WHAT YOU NEED TO DO: Search the entries for the word "network" and copy each line that has it.

[Data entries]
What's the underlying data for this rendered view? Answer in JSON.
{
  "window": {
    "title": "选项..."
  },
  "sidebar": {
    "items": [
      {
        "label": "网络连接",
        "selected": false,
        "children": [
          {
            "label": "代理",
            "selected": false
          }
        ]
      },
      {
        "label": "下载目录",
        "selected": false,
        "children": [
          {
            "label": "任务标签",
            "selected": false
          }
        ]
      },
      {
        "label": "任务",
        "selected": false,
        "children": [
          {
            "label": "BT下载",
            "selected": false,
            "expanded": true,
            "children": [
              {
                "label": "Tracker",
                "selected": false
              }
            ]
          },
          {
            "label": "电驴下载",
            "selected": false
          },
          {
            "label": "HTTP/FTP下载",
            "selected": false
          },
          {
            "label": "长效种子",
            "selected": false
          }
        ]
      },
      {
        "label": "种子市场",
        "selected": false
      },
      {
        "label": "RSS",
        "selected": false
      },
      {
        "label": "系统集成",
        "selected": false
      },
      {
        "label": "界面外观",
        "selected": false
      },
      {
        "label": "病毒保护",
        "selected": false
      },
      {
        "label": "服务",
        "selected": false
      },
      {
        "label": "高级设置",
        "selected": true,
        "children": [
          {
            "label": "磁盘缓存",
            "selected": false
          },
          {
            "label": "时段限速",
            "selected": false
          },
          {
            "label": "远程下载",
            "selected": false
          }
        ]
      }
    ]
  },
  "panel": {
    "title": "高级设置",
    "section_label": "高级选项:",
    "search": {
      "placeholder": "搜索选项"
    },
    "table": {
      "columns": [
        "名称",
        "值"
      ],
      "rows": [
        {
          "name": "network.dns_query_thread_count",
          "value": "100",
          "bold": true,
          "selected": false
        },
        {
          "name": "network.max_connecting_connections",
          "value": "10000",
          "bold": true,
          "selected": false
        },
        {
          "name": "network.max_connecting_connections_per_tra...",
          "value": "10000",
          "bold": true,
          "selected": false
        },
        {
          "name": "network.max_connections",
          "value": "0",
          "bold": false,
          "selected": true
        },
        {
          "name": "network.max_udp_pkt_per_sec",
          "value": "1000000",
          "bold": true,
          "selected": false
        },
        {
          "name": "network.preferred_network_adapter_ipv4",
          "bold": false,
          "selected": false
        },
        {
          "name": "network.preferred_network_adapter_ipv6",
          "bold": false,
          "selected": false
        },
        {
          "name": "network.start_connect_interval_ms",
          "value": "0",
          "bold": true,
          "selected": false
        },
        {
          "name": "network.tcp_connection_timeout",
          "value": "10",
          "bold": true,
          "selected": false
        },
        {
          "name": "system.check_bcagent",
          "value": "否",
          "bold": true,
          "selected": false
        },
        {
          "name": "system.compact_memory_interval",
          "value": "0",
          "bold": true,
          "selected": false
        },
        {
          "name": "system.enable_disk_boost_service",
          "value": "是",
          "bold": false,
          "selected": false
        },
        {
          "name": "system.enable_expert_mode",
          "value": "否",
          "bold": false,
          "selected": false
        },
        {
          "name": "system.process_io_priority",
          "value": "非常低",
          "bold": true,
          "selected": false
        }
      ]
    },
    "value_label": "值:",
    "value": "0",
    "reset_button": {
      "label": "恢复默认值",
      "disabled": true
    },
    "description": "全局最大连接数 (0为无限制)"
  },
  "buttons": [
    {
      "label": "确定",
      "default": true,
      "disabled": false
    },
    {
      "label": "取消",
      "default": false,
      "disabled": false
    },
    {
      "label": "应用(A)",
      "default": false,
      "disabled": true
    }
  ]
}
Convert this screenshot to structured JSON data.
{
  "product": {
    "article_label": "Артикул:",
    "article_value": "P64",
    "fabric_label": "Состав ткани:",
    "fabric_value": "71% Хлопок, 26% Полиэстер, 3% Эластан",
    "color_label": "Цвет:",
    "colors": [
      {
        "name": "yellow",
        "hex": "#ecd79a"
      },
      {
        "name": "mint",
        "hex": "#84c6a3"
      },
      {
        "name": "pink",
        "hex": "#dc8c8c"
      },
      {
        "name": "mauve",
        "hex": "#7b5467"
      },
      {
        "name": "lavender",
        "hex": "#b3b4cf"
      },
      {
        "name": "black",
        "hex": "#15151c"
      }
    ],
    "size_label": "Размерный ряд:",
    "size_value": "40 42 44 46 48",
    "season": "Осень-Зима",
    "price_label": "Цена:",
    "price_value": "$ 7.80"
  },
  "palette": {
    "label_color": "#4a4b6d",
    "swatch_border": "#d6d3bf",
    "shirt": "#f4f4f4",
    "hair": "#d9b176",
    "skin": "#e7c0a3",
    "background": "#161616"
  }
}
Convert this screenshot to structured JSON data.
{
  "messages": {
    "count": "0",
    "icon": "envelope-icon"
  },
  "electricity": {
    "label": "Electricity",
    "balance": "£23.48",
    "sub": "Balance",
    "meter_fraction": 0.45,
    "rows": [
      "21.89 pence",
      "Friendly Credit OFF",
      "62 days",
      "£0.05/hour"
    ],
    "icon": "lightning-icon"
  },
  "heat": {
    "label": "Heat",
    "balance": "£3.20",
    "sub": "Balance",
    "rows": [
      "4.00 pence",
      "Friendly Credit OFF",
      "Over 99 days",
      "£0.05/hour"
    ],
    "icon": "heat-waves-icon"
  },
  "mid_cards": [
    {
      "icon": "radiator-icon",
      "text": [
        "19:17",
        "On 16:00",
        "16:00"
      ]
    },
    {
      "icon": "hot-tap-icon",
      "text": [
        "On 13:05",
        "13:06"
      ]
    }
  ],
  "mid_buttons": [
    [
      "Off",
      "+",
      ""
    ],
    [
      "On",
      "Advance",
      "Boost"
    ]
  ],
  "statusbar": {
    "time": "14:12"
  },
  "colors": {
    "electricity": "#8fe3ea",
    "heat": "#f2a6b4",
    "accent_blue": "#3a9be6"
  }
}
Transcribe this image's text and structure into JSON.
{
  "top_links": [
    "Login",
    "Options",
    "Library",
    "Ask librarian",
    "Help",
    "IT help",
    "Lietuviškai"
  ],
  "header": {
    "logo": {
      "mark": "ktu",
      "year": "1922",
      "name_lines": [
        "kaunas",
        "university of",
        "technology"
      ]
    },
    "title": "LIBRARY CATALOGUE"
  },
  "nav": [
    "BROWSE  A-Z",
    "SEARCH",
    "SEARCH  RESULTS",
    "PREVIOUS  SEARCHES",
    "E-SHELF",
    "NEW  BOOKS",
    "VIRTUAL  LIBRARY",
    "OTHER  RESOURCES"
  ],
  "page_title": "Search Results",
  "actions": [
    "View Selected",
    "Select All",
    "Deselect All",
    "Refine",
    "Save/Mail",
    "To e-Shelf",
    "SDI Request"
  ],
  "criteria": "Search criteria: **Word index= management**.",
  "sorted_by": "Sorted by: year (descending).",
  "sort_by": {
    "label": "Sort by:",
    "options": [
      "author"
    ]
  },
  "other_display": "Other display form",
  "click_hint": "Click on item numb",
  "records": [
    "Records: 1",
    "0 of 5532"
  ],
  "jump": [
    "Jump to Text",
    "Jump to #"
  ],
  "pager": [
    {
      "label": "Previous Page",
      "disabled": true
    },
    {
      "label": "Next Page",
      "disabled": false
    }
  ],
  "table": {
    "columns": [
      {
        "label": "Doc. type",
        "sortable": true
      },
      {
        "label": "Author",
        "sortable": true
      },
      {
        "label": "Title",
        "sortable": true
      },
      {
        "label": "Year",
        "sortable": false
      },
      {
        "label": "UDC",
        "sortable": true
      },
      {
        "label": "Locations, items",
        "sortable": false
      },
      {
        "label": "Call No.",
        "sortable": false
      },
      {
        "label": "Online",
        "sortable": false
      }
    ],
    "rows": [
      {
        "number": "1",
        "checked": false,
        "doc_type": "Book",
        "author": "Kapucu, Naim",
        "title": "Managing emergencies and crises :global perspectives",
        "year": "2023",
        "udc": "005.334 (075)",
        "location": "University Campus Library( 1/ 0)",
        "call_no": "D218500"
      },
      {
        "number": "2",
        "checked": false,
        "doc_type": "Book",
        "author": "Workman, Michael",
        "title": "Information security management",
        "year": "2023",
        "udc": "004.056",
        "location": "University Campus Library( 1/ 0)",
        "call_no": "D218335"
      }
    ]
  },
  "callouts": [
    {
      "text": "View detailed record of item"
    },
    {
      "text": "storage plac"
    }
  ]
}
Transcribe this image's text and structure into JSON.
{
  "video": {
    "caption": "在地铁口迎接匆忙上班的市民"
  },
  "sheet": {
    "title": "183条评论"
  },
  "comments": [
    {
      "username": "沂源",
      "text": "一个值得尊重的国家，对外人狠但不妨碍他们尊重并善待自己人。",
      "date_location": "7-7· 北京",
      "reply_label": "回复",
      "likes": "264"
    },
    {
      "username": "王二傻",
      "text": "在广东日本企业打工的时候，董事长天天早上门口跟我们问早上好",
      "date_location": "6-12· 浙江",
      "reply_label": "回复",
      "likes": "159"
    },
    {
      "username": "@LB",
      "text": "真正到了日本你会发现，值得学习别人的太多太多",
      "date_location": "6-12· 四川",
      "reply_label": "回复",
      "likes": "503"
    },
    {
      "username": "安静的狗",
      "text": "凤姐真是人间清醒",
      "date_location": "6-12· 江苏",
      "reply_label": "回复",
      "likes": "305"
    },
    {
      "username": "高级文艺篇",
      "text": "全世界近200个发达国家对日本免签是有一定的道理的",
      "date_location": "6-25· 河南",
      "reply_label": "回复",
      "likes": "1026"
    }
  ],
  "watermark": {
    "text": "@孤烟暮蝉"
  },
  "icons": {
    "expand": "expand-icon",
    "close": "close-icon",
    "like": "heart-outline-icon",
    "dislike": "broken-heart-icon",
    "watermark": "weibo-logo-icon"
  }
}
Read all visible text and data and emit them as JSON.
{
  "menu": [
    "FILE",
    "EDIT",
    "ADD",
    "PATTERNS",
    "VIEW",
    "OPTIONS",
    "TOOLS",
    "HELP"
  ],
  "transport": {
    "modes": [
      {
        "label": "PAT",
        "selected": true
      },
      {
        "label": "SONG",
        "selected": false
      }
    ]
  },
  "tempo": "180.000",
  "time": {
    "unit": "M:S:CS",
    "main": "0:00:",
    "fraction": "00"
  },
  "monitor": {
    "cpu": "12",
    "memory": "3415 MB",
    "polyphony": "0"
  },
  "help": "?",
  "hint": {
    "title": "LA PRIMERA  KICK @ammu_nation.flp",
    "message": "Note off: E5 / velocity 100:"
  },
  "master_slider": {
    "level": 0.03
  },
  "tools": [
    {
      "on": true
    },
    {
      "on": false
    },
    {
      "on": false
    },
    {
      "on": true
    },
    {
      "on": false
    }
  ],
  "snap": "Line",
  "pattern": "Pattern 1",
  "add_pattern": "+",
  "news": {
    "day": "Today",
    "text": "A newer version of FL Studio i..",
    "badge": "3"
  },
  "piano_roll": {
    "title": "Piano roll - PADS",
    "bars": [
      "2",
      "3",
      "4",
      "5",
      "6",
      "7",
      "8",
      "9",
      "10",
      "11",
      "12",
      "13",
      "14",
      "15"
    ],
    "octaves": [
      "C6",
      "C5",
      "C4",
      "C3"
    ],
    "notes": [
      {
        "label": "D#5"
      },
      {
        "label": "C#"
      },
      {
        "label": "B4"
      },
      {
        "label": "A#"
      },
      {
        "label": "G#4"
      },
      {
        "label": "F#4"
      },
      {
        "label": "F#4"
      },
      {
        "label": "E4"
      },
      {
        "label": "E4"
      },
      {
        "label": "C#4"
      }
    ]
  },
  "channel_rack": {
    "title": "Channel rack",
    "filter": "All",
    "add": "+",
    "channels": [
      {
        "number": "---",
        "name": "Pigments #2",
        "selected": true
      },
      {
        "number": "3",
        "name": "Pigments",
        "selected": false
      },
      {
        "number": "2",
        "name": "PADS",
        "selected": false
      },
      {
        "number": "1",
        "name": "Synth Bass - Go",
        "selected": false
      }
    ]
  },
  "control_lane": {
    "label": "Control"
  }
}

COMPLETED EXERCISE:
          "name": "network.dns_query_thread_count",
          "name": "network.max_connecting_connections",
          "name": "network.max_connecting_connections_per_tra...",
          "name": "network.max_connections",
          "name": "network.max_udp_pkt_per_sec",
          "name": "network.preferred_network_adapter_ipv4",
          "name": "network.preferred_network_adapter_ipv6",
          "name": "network.start_connect_interval_ms",
          "name": "network.tcp_connection_timeout",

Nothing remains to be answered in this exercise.